Author: Timothy J. Standring
Publisher: Royal Collection Publications
Release Date: 2013

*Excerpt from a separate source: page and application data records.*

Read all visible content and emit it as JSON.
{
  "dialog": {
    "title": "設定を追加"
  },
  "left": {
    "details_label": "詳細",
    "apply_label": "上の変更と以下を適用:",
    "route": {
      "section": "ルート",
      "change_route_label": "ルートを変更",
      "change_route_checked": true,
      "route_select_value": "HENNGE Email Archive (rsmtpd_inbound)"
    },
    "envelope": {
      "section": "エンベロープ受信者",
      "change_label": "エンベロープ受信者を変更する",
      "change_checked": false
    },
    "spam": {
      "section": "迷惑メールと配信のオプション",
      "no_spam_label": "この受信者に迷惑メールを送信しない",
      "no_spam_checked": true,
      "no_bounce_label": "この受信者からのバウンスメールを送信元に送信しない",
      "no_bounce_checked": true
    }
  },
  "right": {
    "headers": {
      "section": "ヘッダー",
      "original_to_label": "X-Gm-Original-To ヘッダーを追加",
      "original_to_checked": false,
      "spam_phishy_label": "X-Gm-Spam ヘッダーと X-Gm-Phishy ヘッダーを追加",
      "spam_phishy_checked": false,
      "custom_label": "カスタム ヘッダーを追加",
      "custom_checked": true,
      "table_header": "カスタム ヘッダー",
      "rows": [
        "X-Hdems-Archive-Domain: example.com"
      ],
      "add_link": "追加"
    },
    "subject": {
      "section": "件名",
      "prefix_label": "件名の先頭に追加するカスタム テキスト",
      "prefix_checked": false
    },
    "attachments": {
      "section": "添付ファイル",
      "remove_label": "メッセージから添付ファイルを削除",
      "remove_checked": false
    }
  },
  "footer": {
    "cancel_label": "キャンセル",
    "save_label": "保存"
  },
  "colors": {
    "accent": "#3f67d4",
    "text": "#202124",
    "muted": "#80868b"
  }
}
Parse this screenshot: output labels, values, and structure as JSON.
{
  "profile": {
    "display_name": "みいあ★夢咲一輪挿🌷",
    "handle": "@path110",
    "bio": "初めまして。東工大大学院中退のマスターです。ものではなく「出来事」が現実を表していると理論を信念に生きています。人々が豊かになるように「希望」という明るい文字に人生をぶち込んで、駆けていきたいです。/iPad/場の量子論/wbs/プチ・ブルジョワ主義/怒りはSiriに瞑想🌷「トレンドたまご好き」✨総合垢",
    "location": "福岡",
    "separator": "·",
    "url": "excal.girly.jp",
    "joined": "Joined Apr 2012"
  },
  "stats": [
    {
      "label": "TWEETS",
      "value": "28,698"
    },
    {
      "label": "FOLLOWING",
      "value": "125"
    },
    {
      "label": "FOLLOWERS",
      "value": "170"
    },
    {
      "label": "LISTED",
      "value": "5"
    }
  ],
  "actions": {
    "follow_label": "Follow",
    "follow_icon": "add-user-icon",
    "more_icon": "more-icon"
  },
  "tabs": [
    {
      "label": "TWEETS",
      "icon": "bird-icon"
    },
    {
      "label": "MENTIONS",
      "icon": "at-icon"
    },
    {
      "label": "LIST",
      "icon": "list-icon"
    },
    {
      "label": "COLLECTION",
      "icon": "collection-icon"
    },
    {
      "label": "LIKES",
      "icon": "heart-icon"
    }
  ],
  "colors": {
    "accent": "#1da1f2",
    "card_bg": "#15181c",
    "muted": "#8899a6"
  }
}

Giovanni Benedetto Castiglione (160964) was perhaps the most innovative and technically brilliant Italian draftsman of his time.Working in oils on paper he produced large, vibrant compositions as works of art in their own right; his dramatic etchings were as intense as those of Rembrandt; and he combined drawing and printmaking to invent the technique of the monotype.Though highly esteemed for a century after his death, he has fallen from fame in the modern era. In this book, the first publication on Castiglione in decades, extensive new research reveals the story of the artists scandalous private life, in fascinating contrast to the ethereal beauty of his art. Illustrated with over 80 of Castigliones extraordinary works from the Royal Collection, this catalogue restores his reputation as one of the great artists of the Baroque.